### WORK INSTRUCTION:
Faithfully repeat each entry below, minus the pictures.

### SUPPLIED RECORDS:
-----

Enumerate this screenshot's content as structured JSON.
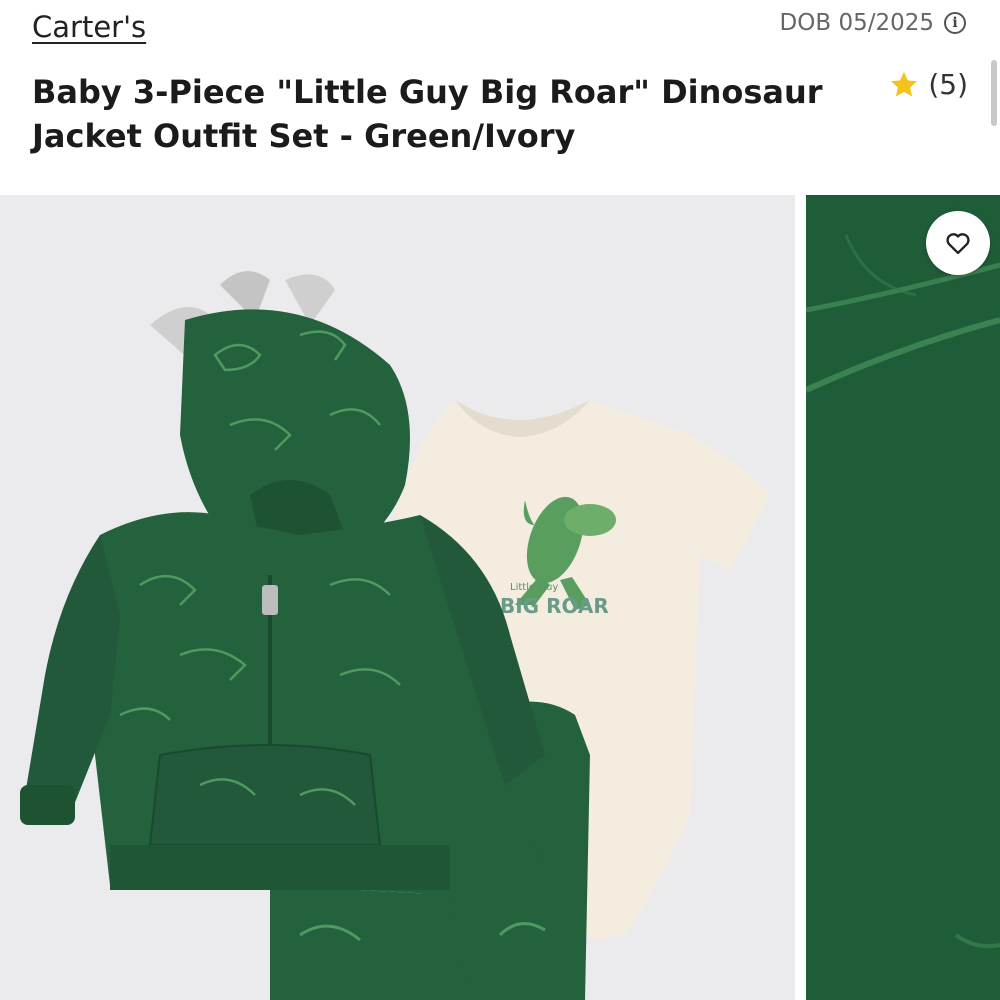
{
  "header": {
    "brand": "Carter's",
    "dob": "DOB 05/2025",
    "title": "Baby 3-Piece \"Little Guy Big Roar\" Dinosaur Jacket Outfit Set - Green/Ivory",
    "rating_count": "(5)"
  },
  "gallery": {
    "bodysuit_print_small": "Little        Guy",
    "bodysuit_print_big": "BIG ROAR"
  },
  "colors": {
    "jacket_green": "#24613d",
    "print_green": "#4f9a5e",
    "ivory": "#f3ecdf",
    "star": "#f4c21c",
    "background": "#ebebed"
  },
  "icons": [
    "info-icon",
    "star-icon",
    "heart-icon"
  ]
}
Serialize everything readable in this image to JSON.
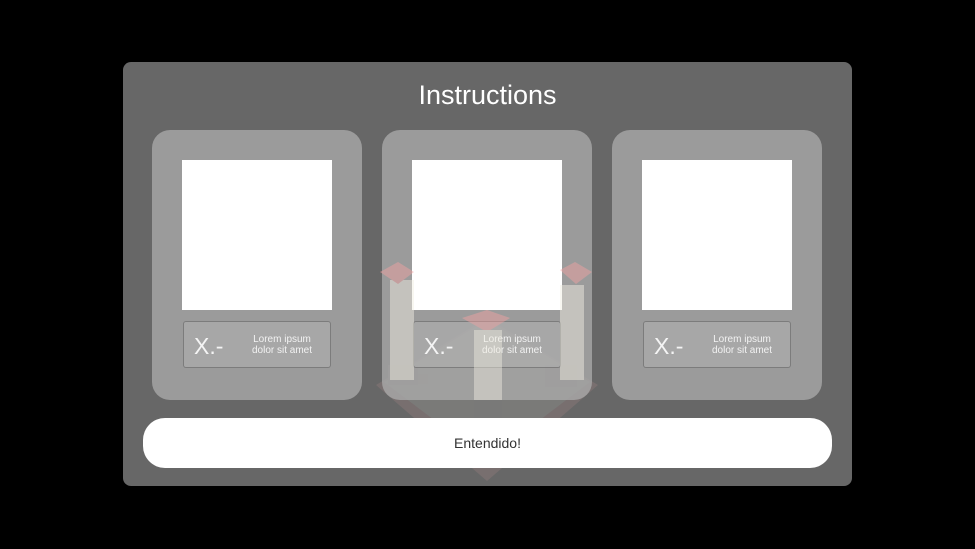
{
  "instructions_dialog": {
    "title": "Instructions",
    "cards": [
      {
        "number": "X.-",
        "text": "Lorem ipsum dolor sit amet"
      },
      {
        "number": "X.-",
        "text": "Lorem ipsum dolor sit amet"
      },
      {
        "number": "X.-",
        "text": "Lorem ipsum dolor sit amet"
      }
    ],
    "confirm_label": "Entendido!"
  },
  "colors": {
    "background": "#000000",
    "panel": "#707070",
    "card": "#aaaaaa",
    "pillar_cap": "#e88a8a",
    "pillar_body": "#e8e4d4",
    "base_edge": "#d96a6a"
  },
  "scene": {
    "object": "game-board-with-pillars"
  }
}
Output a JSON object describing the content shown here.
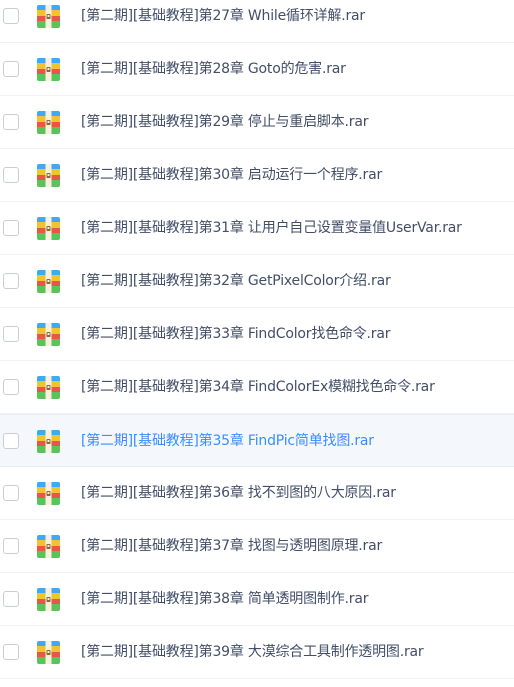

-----

### SOLUTION TO THE EXERCISE:
Enumerate this screenshot's content as structured JSON.
{
  "header": {
    "brand": "Carter's",
    "dob": "DOB 05/2025",
    "title": "Baby 3-Piece \"Little Guy Big Roar\" Dinosaur Jacket Outfit Set - Green/Ivory",
    "rating_count": "(5)"
  },
  "gallery": {
    "bodysuit_print_small": "Little        Guy",
    "bodysuit_print_big": "BIG ROAR"
  },
  "colors": {
    "jacket_green": "#24613d",
    "print_green": "#4f9a5e",
    "ivory": "#f3ecdf",
    "star": "#f4c21c",
    "background": "#ebebed"
  },
  "icons": [
    "info-icon",
    "star-icon",
    "heart-icon"
  ]
}
Serialize everything readable in this image to JSON.
{
  "instructions_dialog": {
    "title": "Instructions",
    "cards": [
      {
        "number": "X.-",
        "text": "Lorem ipsum dolor sit amet"
      },
      {
        "number": "X.-",
        "text": "Lorem ipsum dolor sit amet"
      },
      {
        "number": "X.-",
        "text": "Lorem ipsum dolor sit amet"
      }
    ],
    "confirm_label": "Entendido!"
  },
  "colors": {
    "background": "#000000",
    "panel": "#707070",
    "card": "#aaaaaa",
    "pillar_cap": "#e88a8a",
    "pillar_body": "#e8e4d4",
    "base_edge": "#d96a6a"
  },
  "scene": {
    "object": "game-board-with-pillars"
  }
}
Output a JSON object describing the content shown here.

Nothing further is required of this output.